Bin Laden with a heart.
Excerpts from documents apparently seized from the Saudi-born jihadi's residence in Abbottabad, Pakistan, where he was killed by US special forces in May 2011, suggest a man somewhat different from the stereotype of a pitiless terrorist leader.
They show someone willing to forsake an Islamic state in Egypt -- surely one of his cherished aims -- if the price was the welfare of the population.
In one of the 17 documents released by the US-based Combating Terrorism Center (CTC), Bin Laden cites the challenges facing Egypt's would-be Islamist rulers.

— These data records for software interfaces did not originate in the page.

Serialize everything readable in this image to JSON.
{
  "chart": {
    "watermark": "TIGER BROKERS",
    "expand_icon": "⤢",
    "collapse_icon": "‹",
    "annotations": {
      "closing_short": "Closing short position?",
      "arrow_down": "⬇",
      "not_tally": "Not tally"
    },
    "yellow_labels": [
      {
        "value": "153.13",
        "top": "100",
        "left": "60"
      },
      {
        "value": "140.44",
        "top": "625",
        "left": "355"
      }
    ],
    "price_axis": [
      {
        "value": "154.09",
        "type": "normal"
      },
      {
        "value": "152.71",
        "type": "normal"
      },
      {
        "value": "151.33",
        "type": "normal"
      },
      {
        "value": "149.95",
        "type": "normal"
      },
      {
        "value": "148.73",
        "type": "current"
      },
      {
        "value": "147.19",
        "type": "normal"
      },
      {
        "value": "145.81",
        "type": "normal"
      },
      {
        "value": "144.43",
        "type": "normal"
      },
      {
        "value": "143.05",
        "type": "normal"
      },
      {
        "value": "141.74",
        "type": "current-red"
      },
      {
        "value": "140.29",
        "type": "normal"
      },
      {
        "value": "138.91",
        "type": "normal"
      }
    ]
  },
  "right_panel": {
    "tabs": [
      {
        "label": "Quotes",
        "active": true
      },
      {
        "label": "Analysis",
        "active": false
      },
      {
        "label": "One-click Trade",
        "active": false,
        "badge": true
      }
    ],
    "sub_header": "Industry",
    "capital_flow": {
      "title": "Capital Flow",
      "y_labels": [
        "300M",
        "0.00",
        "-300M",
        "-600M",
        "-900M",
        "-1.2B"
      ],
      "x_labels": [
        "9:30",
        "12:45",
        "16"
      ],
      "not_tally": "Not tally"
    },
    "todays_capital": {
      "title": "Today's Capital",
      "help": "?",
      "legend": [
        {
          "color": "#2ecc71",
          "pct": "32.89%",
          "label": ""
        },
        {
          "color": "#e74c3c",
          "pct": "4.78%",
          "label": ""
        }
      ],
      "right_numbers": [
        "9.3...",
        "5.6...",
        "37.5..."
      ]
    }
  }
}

"Before building a Muslim state, the Islamic Group [Gamaa Islameya] could have thought about food security for the Egyptian people," it is claimed Bin Laden wrote in one memo, referring to the Islamist organisation involved in the assassination of former president Anwar Al-Sadat on 6 October 1981.
The group had the stated aim of establishing an Islamic state in Egypt and planned to seize control of government buildings, institutions and media outlets. But the Al-Qaeda leader claims their plans overlooked vital issues related to Egypt's economy and food supply.
[Excerpt—See accompanying URL for full original text]